** What you are asked to do **
In the entries below, how many lines contain the string "Location"? Respond with the number only.

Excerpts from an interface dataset
* * *

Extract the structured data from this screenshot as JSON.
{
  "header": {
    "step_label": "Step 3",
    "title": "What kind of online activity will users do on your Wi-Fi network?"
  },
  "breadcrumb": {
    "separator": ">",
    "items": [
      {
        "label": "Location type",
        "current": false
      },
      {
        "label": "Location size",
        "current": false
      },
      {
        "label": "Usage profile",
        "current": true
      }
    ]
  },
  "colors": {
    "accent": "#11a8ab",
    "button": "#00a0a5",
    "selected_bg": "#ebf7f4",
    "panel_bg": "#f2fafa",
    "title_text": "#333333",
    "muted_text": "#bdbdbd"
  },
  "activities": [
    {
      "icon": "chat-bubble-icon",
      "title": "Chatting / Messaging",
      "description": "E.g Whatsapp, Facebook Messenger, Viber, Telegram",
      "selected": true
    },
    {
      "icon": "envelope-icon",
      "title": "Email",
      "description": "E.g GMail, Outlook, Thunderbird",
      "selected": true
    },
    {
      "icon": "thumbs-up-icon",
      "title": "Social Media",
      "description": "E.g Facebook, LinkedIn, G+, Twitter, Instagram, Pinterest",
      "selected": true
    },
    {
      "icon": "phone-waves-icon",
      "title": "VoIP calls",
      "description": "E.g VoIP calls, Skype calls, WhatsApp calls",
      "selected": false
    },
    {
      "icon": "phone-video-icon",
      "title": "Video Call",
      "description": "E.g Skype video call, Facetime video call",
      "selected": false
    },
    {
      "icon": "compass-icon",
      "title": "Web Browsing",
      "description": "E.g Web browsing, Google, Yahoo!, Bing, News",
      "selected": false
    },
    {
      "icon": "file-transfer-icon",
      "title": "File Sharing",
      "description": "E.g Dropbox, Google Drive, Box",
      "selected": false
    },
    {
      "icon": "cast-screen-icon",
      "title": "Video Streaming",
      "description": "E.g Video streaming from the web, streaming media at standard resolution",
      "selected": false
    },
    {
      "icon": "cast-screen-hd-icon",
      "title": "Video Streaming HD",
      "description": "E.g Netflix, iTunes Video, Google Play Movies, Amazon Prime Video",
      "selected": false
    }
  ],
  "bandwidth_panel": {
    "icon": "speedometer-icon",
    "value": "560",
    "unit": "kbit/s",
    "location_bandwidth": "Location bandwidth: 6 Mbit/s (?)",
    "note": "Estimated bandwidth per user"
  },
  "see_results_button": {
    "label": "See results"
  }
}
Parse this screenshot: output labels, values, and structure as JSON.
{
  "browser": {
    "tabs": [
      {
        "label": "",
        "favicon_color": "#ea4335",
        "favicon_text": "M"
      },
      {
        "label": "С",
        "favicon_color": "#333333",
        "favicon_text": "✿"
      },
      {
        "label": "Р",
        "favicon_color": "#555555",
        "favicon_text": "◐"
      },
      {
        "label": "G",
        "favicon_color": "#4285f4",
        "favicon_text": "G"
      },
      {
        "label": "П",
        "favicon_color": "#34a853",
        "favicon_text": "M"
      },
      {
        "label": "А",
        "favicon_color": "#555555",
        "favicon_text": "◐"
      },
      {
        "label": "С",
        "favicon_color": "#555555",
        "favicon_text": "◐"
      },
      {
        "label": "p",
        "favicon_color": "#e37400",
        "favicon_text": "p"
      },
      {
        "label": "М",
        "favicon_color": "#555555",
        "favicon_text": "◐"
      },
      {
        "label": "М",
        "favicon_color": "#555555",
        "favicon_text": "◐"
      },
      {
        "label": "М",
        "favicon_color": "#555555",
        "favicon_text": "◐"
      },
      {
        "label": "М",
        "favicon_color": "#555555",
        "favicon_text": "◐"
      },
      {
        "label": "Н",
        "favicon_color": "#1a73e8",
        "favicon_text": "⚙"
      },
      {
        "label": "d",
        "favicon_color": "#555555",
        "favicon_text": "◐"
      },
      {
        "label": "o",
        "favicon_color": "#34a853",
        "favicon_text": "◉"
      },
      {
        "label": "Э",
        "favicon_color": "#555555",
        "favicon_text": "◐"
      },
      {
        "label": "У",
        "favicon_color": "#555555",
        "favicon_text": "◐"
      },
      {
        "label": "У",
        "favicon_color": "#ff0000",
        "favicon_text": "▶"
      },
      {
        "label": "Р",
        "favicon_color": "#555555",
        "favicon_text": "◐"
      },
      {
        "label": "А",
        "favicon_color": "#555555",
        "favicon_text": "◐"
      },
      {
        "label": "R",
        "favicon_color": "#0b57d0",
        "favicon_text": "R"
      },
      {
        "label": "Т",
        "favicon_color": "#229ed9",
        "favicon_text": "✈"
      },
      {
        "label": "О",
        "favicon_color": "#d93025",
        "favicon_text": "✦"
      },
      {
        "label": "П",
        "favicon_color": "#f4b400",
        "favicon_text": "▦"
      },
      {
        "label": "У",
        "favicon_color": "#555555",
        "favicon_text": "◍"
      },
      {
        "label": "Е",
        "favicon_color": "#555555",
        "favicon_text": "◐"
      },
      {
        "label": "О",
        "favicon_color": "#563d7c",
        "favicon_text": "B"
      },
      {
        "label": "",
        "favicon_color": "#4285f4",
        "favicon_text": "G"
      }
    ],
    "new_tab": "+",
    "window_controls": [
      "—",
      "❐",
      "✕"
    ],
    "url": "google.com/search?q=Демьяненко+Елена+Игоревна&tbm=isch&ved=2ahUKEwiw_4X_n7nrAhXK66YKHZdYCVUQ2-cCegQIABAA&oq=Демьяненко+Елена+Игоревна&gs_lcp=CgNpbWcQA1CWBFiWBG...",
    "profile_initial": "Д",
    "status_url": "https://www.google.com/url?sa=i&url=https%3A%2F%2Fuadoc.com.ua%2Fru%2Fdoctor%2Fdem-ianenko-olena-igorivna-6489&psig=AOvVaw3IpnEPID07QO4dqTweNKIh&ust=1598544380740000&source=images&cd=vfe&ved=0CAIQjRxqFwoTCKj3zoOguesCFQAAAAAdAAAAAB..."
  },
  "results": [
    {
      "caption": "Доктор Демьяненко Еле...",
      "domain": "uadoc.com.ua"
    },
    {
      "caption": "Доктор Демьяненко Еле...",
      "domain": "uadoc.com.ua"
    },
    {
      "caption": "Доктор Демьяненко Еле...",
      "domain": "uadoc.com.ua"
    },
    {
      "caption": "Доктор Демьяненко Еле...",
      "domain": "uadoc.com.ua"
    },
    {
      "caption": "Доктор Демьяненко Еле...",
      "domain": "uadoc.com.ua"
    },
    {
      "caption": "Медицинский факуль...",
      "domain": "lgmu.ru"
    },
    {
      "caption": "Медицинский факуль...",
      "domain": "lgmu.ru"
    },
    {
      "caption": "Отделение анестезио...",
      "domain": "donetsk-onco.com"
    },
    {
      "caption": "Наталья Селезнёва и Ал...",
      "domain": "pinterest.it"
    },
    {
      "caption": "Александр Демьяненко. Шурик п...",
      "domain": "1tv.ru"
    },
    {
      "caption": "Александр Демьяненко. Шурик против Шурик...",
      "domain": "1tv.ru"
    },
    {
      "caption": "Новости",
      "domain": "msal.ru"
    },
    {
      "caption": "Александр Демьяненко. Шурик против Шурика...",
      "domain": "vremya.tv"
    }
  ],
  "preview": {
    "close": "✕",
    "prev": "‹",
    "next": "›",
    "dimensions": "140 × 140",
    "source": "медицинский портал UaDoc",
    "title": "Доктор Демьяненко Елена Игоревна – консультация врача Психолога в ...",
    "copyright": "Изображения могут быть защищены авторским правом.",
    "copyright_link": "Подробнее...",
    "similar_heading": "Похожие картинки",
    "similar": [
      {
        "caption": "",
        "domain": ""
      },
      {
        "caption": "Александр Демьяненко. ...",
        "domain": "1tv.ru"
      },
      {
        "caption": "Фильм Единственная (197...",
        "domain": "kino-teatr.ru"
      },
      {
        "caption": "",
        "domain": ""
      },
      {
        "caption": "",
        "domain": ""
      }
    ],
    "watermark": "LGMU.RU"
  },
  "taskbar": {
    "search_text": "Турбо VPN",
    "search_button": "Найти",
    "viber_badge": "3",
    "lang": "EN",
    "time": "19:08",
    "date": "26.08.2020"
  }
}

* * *

** Response below **
3